------ DATA IN THIS EXERCISE ------

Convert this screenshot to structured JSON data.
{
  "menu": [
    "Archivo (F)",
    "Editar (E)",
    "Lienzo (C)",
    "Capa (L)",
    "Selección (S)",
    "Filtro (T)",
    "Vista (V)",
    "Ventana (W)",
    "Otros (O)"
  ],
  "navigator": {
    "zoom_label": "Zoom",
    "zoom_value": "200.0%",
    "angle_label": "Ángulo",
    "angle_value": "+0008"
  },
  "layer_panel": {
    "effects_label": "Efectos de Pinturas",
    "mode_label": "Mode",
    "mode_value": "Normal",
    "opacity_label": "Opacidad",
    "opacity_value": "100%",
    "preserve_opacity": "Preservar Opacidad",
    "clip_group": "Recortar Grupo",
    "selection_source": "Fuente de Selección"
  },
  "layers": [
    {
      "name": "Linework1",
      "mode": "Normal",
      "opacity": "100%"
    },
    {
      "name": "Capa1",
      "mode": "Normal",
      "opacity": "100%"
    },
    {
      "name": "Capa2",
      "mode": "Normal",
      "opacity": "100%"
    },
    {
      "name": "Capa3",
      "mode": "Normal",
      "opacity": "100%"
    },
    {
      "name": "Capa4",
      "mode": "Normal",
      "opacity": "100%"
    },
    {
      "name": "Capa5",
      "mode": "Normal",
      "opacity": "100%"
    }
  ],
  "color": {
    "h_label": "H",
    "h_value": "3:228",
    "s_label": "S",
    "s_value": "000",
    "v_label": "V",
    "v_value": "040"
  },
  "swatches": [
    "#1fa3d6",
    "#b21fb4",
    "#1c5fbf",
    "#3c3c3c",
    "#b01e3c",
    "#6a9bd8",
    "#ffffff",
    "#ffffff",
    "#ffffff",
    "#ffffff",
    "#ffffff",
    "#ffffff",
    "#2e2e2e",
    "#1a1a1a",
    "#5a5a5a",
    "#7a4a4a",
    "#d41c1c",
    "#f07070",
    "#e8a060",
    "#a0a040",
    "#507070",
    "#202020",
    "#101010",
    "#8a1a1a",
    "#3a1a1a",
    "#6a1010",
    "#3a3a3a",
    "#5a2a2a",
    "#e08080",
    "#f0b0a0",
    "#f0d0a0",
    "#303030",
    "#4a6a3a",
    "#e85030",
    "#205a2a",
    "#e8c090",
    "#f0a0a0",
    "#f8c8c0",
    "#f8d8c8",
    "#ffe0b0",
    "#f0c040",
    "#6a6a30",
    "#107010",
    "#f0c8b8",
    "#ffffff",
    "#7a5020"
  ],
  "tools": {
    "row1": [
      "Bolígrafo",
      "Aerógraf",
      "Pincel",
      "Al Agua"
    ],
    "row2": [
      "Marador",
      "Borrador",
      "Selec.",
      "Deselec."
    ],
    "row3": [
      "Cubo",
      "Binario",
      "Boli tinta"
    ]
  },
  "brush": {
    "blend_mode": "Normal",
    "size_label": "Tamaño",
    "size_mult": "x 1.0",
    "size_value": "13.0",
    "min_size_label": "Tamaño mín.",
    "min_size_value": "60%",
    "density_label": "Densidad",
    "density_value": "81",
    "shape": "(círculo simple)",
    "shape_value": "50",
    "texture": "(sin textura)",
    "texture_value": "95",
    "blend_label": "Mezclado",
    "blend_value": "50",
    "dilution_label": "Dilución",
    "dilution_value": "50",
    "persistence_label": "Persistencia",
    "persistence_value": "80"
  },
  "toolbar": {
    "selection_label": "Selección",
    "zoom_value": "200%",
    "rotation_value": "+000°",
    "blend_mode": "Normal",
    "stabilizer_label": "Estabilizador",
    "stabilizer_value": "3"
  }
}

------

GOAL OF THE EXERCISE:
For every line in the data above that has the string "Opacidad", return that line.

TASK OUTPUT:
    "opacity_label": "Opacidad",
    "preserve_opacity": "Preservar Opacidad",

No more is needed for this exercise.